CentOS

Unix Tutorials

File System

Command line

There are a few ways of getting your hands on a bash prompt. Both Gnome and KDE provide applications (Terminal and Konsole, respectively) that will give you access to the command line. If you are having trouble with your graphics card or you haven’t installed the X graphical system, you can access a text-based login prompt by pressing Ctrl+Alt+F1 all the way through to F6. You will still need to provide login details to gain access.

The most common way you’ll probably be accessing your new server is via SSH.SSH (which stands for Secure SHell) is a suite of tools that provides secure access to machines across an untrusted network. Before SSH, the standard way to connect to a server was to use telnet. Unfortunately, telnet sends everything on to the network “in the clear,” so it was often possible for attackers to be able to steal passwords directly from the network.

For Linux and the Apple Mac, SSH is a standard part of their operating systems. On Linux, wherever you can get a shell prompt, simply typing ssh will give you access to the program. The same is true for OS X (which has a very strong BSD background). You will need to run the Terminal program, which can be found in Applications ? Utilities. This tool gives you a very similar command line that you would expect to see on CentOS. Indeed, they both run bash!
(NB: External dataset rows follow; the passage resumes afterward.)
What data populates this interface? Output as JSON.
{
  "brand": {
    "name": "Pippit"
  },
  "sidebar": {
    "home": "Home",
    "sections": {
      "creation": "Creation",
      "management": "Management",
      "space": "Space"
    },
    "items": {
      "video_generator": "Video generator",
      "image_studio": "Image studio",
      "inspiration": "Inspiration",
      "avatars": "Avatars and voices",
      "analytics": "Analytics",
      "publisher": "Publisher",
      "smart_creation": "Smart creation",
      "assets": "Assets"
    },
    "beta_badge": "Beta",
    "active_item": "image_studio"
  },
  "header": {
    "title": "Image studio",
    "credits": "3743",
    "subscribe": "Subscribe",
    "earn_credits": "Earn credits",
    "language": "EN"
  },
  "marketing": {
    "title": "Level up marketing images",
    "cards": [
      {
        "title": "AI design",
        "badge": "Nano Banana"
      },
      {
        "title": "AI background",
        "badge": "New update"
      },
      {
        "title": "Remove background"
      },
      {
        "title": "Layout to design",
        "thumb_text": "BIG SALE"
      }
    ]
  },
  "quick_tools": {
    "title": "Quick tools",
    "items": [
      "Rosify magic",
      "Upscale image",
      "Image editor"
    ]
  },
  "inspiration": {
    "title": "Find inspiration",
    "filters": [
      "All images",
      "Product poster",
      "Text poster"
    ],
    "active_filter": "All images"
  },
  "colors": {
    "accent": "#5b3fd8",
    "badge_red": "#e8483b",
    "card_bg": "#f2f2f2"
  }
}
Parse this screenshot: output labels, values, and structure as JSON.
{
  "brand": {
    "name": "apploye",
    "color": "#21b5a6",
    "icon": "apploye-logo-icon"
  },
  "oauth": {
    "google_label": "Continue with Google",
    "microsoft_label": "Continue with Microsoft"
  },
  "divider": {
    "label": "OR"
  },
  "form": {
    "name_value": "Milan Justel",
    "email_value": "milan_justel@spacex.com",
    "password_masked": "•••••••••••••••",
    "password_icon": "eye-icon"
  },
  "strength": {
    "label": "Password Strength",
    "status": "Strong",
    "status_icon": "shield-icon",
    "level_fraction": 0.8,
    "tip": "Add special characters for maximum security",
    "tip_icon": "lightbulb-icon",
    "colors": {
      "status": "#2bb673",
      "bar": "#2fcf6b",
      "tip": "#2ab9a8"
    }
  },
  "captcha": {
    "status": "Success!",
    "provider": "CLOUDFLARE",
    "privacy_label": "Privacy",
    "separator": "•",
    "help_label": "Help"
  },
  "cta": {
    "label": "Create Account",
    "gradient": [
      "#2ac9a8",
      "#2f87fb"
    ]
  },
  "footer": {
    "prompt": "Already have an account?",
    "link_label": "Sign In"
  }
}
If you’re running Windows, you won’t have an SSH client as standard. Fortunately, there is a really good client called PuTTY that’s open source and freely available for download. You can download PuTTY from its web site at http://www.chiark.greenend.org. uk/~sgtatham/putty/download.html. PuTTY is a pretty simple tool that can be downloaded as a stand-alone executable as well as part of an installer. The stand-alone executable is particularly handy for placing on USB sticks when you need to connect to your server from someone else’s machine.